» Working data
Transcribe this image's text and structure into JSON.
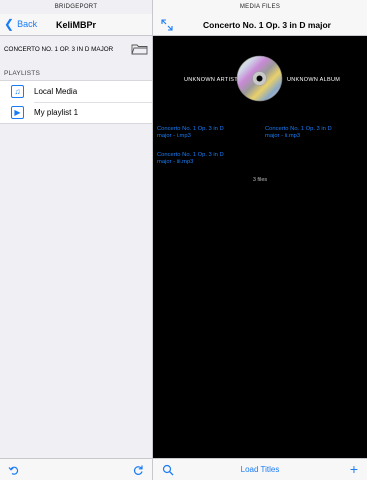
{
  "left_pane": {
    "status_label": "BRIDGEPORT",
    "nav": {
      "back_label": "Back",
      "title": "KeliMBPr"
    },
    "selected_folder": "CONCERTO NO. 1 OP. 3 IN D MAJOR",
    "section_header": "PLAYLISTS",
    "items": [
      {
        "label": "Local Media",
        "icon": "music-note-icon"
      },
      {
        "label": "My playlist 1",
        "icon": "play-icon"
      }
    ],
    "bottom": {
      "left_icon": "undo-icon",
      "right_icon": "refresh-icon"
    }
  },
  "right_pane": {
    "status_label": "MEDIA FILES",
    "nav": {
      "title": "Concerto No. 1 Op. 3 in D major",
      "left_icon": "expand-icon"
    },
    "album": {
      "artist": "UNKNOWN ARTIST",
      "album": "UNKNOWN ALBUM",
      "art_icon": "cd-icon"
    },
    "files": [
      {
        "name": "Concerto No. 1 Op. 3 in D major - i.mp3"
      },
      {
        "name": "Concerto No. 1 Op. 3 in D major - ii.mp3"
      },
      {
        "name": "Concerto No. 1 Op. 3 in D major - iii.mp3"
      }
    ],
    "count_label": "3 files",
    "bottom": {
      "load_label": "Load Titles",
      "left_icon": "search-icon",
      "right_icon": "plus-icon"
    }
  },
  "colors": {
    "accent": "#1a7cf5",
    "background_dark": "#000000",
    "pane_light": "#efeff4"
  }
}
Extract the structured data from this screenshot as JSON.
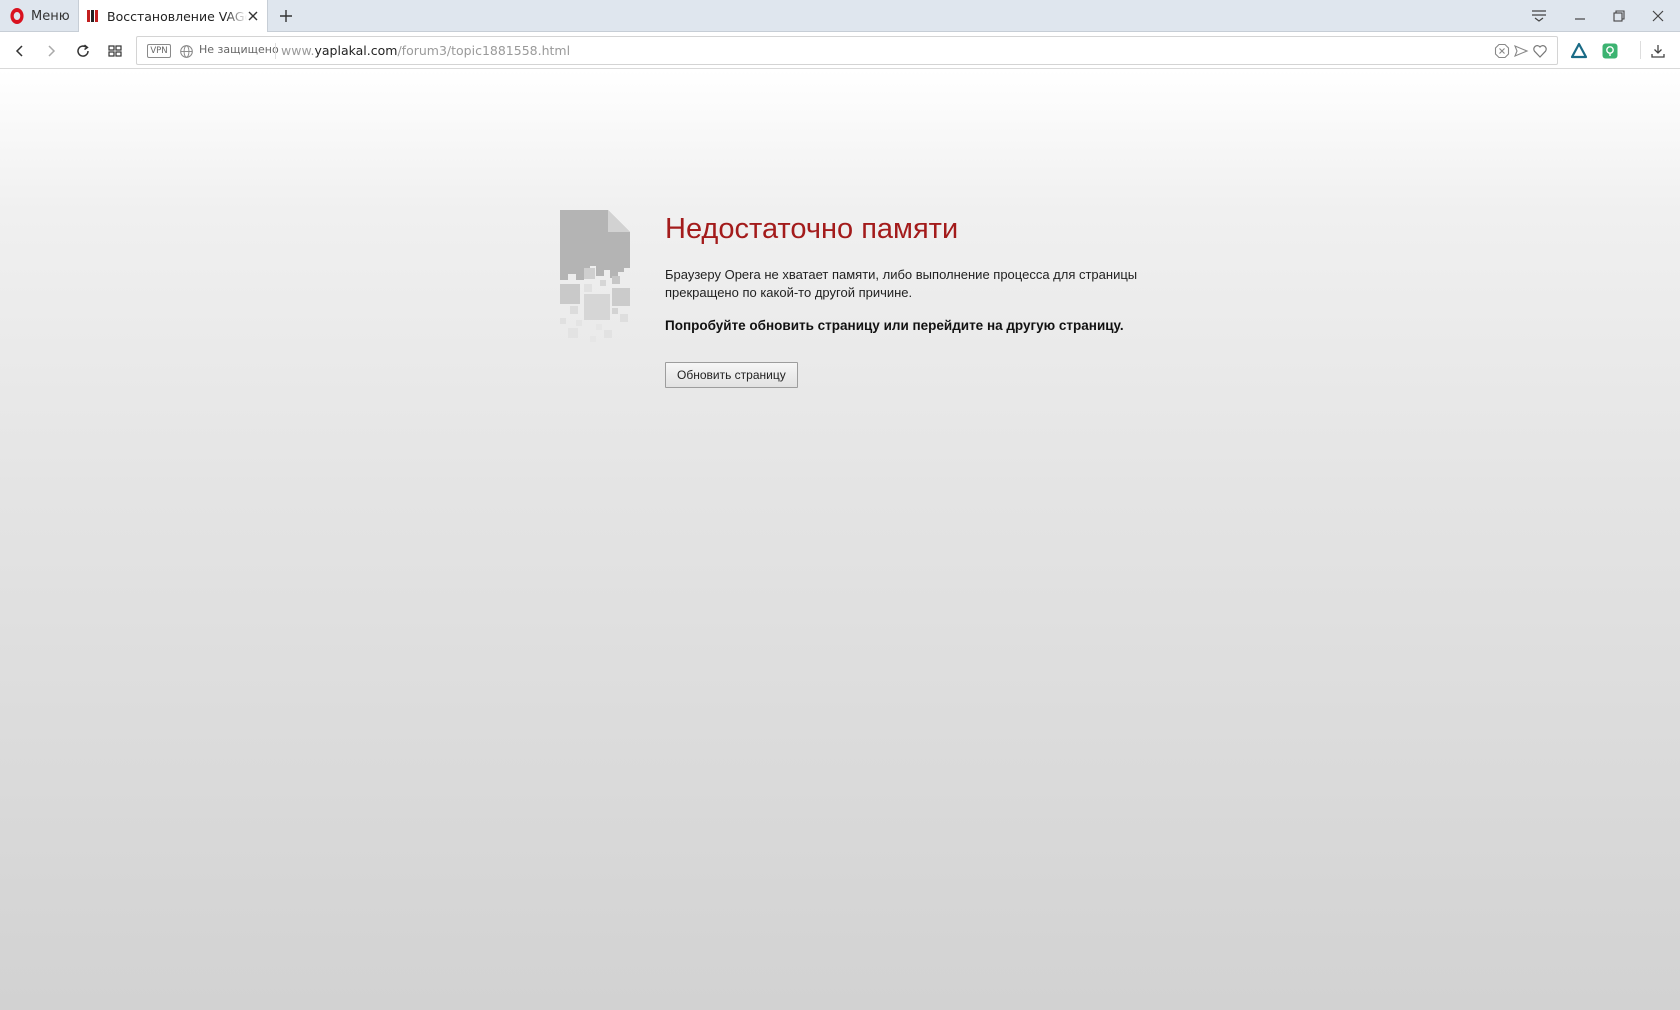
{
  "browser": {
    "menu_label": "Меню",
    "tab": {
      "title": "Восстановление VAGовск"
    },
    "address": {
      "vpn_label": "VPN",
      "security_label": "Не защищено",
      "url_prefix": "www.",
      "url_host": "yaplakal.com",
      "url_path": "/forum3/topic1881558.html"
    }
  },
  "error_page": {
    "title": "Недостаточно памяти",
    "description": "Браузеру Opera не хватает памяти, либо выполнение процесса для страницы прекращено по какой-то другой причине.",
    "hint": "Попробуйте обновить страницу или перейдите на другую страницу.",
    "reload_button": "Обновить страницу"
  },
  "colors": {
    "opera_red": "#d9121f",
    "error_title": "#a31b1b",
    "extension_green": "#3cb371",
    "aria_teal": "#1a6b86"
  }
}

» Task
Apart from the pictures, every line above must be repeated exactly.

» Solution to the exercise
Transcribe this image's text and structure into JSON.
{
  "left_pane": {
    "status_label": "BRIDGEPORT",
    "nav": {
      "back_label": "Back",
      "title": "KeliMBPr"
    },
    "selected_folder": "CONCERTO NO. 1 OP. 3 IN D MAJOR",
    "section_header": "PLAYLISTS",
    "items": [
      {
        "label": "Local Media",
        "icon": "music-note-icon"
      },
      {
        "label": "My playlist 1",
        "icon": "play-icon"
      }
    ],
    "bottom": {
      "left_icon": "undo-icon",
      "right_icon": "refresh-icon"
    }
  },
  "right_pane": {
    "status_label": "MEDIA FILES",
    "nav": {
      "title": "Concerto No. 1 Op. 3 in D major",
      "left_icon": "expand-icon"
    },
    "album": {
      "artist": "UNKNOWN ARTIST",
      "album": "UNKNOWN ALBUM",
      "art_icon": "cd-icon"
    },
    "files": [
      {
        "name": "Concerto No. 1 Op. 3 in D major - i.mp3"
      },
      {
        "name": "Concerto No. 1 Op. 3 in D major - ii.mp3"
      },
      {
        "name": "Concerto No. 1 Op. 3 in D major - iii.mp3"
      }
    ],
    "count_label": "3 files",
    "bottom": {
      "load_label": "Load Titles",
      "left_icon": "search-icon",
      "right_icon": "plus-icon"
    }
  },
  "colors": {
    "accent": "#1a7cf5",
    "background_dark": "#000000",
    "pane_light": "#efeff4"
  }
}
Extract the structured data from this screenshot as JSON.
{
  "browser": {
    "menu_label": "Меню",
    "tab": {
      "title": "Восстановление VAGовск"
    },
    "address": {
      "vpn_label": "VPN",
      "security_label": "Не защищено",
      "url_prefix": "www.",
      "url_host": "yaplakal.com",
      "url_path": "/forum3/topic1881558.html"
    }
  },
  "error_page": {
    "title": "Недостаточно памяти",
    "description": "Браузеру Opera не хватает памяти, либо выполнение процесса для страницы прекращено по какой-то другой причине.",
    "hint": "Попробуйте обновить страницу или перейдите на другую страницу.",
    "reload_button": "Обновить страницу"
  },
  "colors": {
    "opera_red": "#d9121f",
    "error_title": "#a31b1b",
    "extension_green": "#3cb371",
    "aria_teal": "#1a6b86"
  }
}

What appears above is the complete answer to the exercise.